In the wake of the George Zimmerman verdict, emotions have run high. But a disservice to our legal system occurs when long standing principles of constitutional and criminal law are either misunderstood, misrepresented or become the subject of heated emotional debate without the proper context and history. Case and point is the recent discussion surrounding the meaning of a “jury of one’s peers.”
The Sixth Amendment to the United States Constitution provides criminal defendants with the right to a public and speedy trial by an impartial jury. Nowhere does the phrase a “jury of one’s peers” appear in the amendment. However, it is interpreted to mean that a criminal defendant is entitled to be judged by a group that reflects a cross section of the community in which the case is heard.
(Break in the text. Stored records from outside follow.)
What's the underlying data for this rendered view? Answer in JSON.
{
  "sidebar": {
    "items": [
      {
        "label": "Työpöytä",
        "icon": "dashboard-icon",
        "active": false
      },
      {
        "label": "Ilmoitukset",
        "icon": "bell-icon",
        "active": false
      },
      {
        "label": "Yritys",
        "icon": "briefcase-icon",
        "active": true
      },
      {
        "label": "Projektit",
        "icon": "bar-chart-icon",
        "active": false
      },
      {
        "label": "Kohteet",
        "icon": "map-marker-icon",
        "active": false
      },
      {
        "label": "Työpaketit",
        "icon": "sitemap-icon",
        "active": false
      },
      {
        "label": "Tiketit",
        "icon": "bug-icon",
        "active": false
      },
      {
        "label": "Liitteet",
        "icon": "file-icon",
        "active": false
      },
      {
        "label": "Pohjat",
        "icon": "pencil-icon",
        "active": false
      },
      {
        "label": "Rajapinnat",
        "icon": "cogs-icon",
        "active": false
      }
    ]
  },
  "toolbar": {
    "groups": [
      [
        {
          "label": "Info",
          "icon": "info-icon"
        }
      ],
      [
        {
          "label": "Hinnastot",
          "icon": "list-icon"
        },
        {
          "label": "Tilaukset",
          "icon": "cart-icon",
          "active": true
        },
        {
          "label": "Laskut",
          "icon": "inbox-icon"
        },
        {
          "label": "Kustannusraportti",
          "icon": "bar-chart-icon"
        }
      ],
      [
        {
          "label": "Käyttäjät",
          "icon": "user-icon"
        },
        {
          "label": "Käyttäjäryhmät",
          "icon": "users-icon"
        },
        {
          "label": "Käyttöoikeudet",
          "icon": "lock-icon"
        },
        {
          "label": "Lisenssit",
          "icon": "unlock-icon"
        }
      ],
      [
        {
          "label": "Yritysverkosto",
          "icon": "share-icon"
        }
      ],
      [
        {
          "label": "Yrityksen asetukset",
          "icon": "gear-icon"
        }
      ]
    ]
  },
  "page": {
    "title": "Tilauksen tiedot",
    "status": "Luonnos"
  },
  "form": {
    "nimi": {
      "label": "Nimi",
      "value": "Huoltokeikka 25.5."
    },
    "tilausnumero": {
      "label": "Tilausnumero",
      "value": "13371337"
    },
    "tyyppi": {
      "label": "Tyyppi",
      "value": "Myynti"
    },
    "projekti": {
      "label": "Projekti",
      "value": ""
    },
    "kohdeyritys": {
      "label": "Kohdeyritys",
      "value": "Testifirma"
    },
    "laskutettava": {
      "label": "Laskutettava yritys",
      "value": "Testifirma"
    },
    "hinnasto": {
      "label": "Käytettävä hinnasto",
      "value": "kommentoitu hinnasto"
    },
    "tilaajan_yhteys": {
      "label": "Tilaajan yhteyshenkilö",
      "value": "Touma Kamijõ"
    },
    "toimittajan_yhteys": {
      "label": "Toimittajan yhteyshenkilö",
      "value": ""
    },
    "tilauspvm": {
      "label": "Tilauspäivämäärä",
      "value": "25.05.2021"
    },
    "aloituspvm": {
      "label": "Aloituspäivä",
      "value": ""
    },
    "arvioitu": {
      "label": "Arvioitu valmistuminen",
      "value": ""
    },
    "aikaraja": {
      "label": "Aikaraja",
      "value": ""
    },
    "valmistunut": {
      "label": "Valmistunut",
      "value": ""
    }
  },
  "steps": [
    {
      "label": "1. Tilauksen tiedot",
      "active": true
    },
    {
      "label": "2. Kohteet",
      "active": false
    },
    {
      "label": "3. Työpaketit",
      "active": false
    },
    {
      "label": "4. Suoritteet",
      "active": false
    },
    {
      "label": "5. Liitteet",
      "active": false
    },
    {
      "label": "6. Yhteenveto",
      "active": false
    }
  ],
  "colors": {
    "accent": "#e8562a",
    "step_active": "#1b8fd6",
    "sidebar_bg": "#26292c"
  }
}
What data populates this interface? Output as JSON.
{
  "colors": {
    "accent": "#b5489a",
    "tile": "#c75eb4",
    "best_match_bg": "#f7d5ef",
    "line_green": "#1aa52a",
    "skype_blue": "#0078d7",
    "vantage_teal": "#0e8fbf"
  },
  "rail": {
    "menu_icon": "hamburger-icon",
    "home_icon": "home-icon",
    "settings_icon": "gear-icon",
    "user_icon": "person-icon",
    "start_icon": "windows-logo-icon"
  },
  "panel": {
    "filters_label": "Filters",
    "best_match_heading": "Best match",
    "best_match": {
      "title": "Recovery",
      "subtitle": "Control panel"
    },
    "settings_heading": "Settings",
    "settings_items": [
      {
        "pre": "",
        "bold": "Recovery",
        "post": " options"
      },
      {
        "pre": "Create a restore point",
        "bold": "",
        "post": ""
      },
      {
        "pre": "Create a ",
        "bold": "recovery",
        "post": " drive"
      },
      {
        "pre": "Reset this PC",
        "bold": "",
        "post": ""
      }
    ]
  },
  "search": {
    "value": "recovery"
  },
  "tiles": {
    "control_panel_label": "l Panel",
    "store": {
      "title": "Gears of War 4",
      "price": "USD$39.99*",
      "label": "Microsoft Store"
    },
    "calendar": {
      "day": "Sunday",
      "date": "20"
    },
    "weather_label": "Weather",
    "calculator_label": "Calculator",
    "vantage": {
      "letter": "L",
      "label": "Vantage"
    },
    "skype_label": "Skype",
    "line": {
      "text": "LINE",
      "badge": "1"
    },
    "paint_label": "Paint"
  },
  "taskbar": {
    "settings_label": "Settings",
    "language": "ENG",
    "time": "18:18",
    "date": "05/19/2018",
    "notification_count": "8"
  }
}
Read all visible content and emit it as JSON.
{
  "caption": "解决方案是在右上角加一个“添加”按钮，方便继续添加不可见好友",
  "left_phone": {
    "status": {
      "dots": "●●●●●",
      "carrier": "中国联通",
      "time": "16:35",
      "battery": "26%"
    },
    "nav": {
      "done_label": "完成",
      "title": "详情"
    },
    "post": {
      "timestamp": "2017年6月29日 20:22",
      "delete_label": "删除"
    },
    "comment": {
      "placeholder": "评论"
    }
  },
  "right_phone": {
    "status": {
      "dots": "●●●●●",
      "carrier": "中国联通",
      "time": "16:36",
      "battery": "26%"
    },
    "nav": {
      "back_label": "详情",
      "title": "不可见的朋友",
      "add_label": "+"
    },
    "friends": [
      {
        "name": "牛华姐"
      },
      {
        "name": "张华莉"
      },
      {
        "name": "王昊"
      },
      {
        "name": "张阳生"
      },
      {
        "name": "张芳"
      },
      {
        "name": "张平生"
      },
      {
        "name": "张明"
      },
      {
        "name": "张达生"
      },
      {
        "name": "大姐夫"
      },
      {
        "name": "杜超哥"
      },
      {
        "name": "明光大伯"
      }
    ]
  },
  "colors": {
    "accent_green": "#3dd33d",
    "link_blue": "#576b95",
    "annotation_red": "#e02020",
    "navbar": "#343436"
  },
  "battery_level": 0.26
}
Of course, this does not mean that a “white” defendant is entitled to a jury of only whites; or, that a female defendant is entitled to a jury comprising only of female jurors. Rather, the goal is to select a jury that represents a cross section of a particular community in terms of race, ethnicity, gender, etc…
The protection afforded by a jury of one’s peers extends to criminal defendants, not victims, witnesses or others involved in the criminal process. This ensures that the only person that is actually subject to the criminal prosecution (i.e. the defendant) is judged fairly by a group of his or her equals.
Much of the recent commentary and analysis has misinterpreted the above rule in the aftermath of a very difficult and emotional high profile case. But it is important to note that this tenant has a long history and has served our justice system well. Whatever ones belief about the Zimmerman verdict, we only compound the pain and confusion of our system by not properly understanding the basis on which these principles rest. In the end, such confusion will hamper our collective ability to properly understand not only the case at hand, but unfortunately, the inevitable others that will surely follow.